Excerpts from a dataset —
-*-
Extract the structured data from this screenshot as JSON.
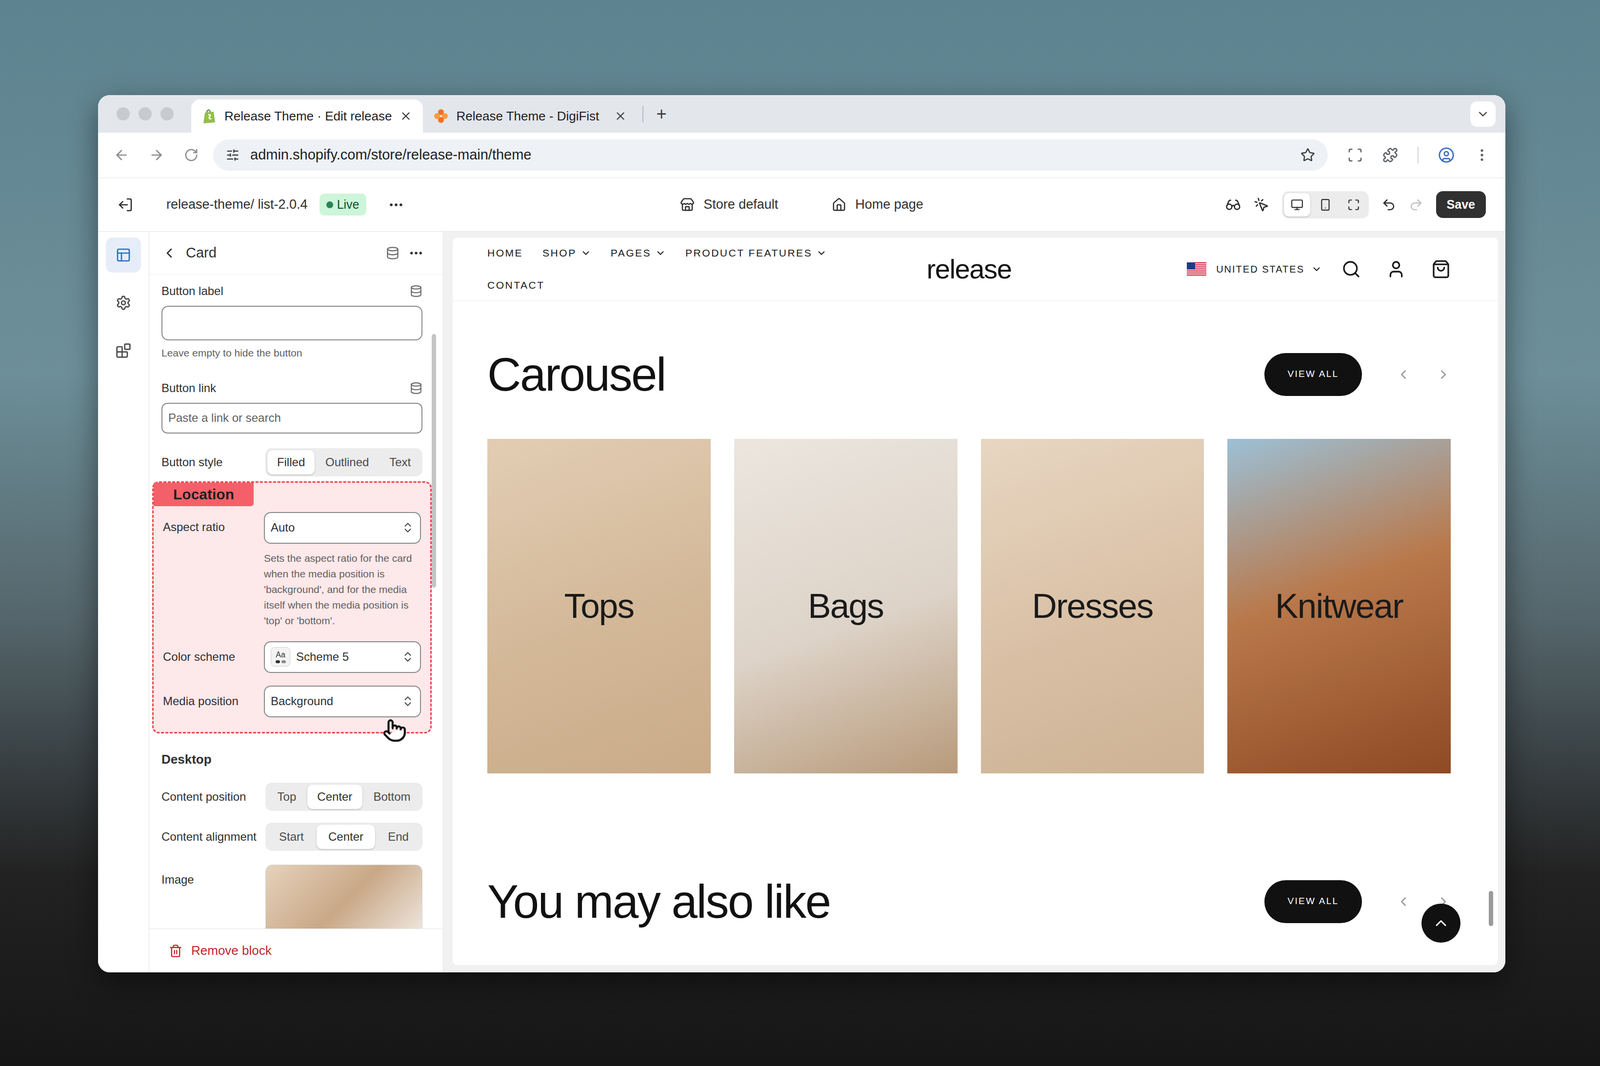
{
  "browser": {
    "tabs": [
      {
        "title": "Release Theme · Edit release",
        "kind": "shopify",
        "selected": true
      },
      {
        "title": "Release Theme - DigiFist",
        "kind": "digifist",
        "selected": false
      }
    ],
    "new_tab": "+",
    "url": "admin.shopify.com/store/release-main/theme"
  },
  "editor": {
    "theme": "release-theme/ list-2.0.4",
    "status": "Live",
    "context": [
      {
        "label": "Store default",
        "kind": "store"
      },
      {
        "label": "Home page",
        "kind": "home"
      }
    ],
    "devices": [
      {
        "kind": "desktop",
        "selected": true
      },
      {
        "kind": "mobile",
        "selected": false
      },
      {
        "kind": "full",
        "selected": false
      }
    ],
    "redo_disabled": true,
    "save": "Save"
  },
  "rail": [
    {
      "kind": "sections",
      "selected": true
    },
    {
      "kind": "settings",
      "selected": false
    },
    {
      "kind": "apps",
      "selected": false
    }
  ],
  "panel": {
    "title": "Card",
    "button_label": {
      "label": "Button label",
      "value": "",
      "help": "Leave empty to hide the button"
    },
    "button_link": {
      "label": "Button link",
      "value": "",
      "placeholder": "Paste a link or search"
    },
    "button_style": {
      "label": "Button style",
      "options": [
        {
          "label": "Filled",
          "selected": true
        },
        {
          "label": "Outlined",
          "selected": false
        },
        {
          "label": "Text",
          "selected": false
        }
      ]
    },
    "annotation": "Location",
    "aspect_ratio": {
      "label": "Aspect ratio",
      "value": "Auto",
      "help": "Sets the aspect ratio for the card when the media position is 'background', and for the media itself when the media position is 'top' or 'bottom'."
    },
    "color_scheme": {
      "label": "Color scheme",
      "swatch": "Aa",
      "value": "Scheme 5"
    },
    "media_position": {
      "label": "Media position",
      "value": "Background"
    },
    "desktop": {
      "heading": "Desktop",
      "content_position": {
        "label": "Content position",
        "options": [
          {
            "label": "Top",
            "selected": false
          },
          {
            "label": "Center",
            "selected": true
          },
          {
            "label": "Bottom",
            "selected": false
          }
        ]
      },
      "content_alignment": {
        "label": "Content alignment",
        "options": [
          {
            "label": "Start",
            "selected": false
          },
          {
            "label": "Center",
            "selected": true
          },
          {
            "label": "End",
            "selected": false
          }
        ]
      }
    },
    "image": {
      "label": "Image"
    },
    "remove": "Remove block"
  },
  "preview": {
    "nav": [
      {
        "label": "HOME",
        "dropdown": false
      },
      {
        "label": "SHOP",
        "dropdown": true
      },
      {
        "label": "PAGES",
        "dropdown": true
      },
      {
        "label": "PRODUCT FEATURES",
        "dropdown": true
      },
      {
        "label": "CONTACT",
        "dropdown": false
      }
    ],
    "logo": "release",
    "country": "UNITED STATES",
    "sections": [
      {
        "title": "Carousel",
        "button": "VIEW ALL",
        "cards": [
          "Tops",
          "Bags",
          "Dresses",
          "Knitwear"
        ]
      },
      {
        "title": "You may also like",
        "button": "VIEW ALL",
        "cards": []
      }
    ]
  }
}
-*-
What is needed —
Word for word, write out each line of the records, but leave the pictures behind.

Your solution —
Extract the structured data from this screenshot as JSON.
{
  "browser": {
    "tabs": [
      {
        "title": "Release Theme · Edit release",
        "kind": "shopify",
        "selected": true
      },
      {
        "title": "Release Theme - DigiFist",
        "kind": "digifist",
        "selected": false
      }
    ],
    "new_tab": "+",
    "url": "admin.shopify.com/store/release-main/theme"
  },
  "editor": {
    "theme": "release-theme/ list-2.0.4",
    "status": "Live",
    "context": [
      {
        "label": "Store default",
        "kind": "store"
      },
      {
        "label": "Home page",
        "kind": "home"
      }
    ],
    "devices": [
      {
        "kind": "desktop",
        "selected": true
      },
      {
        "kind": "mobile",
        "selected": false
      },
      {
        "kind": "full",
        "selected": false
      }
    ],
    "redo_disabled": true,
    "save": "Save"
  },
  "rail": [
    {
      "kind": "sections",
      "selected": true
    },
    {
      "kind": "settings",
      "selected": false
    },
    {
      "kind": "apps",
      "selected": false
    }
  ],
  "panel": {
    "title": "Card",
    "button_label": {
      "label": "Button label",
      "value": "",
      "help": "Leave empty to hide the button"
    },
    "button_link": {
      "label": "Button link",
      "value": "",
      "placeholder": "Paste a link or search"
    },
    "button_style": {
      "label": "Button style",
      "options": [
        {
          "label": "Filled",
          "selected": true
        },
        {
          "label": "Outlined",
          "selected": false
        },
        {
          "label": "Text",
          "selected": false
        }
      ]
    },
    "annotation": "Location",
    "aspect_ratio": {
      "label": "Aspect ratio",
      "value": "Auto",
      "help": "Sets the aspect ratio for the card when the media position is 'background', and for the media itself when the media position is 'top' or 'bottom'."
    },
    "color_scheme": {
      "label": "Color scheme",
      "swatch": "Aa",
      "value": "Scheme 5"
    },
    "media_position": {
      "label": "Media position",
      "value": "Background"
    },
    "desktop": {
      "heading": "Desktop",
      "content_position": {
        "label": "Content position",
        "options": [
          {
            "label": "Top",
            "selected": false
          },
          {
            "label": "Center",
            "selected": true
          },
          {
            "label": "Bottom",
            "selected": false
          }
        ]
      },
      "content_alignment": {
        "label": "Content alignment",
        "options": [
          {
            "label": "Start",
            "selected": false
          },
          {
            "label": "Center",
            "selected": true
          },
          {
            "label": "End",
            "selected": false
          }
        ]
      }
    },
    "image": {
      "label": "Image"
    },
    "remove": "Remove block"
  },
  "preview": {
    "nav": [
      {
        "label": "HOME",
        "dropdown": false
      },
      {
        "label": "SHOP",
        "dropdown": true
      },
      {
        "label": "PAGES",
        "dropdown": true
      },
      {
        "label": "PRODUCT FEATURES",
        "dropdown": true
      },
      {
        "label": "CONTACT",
        "dropdown": false
      }
    ],
    "logo": "release",
    "country": "UNITED STATES",
    "sections": [
      {
        "title": "Carousel",
        "button": "VIEW ALL",
        "cards": [
          "Tops",
          "Bags",
          "Dresses",
          "Knitwear"
        ]
      },
      {
        "title": "You may also like",
        "button": "VIEW ALL",
        "cards": []
      }
    ]
  }
}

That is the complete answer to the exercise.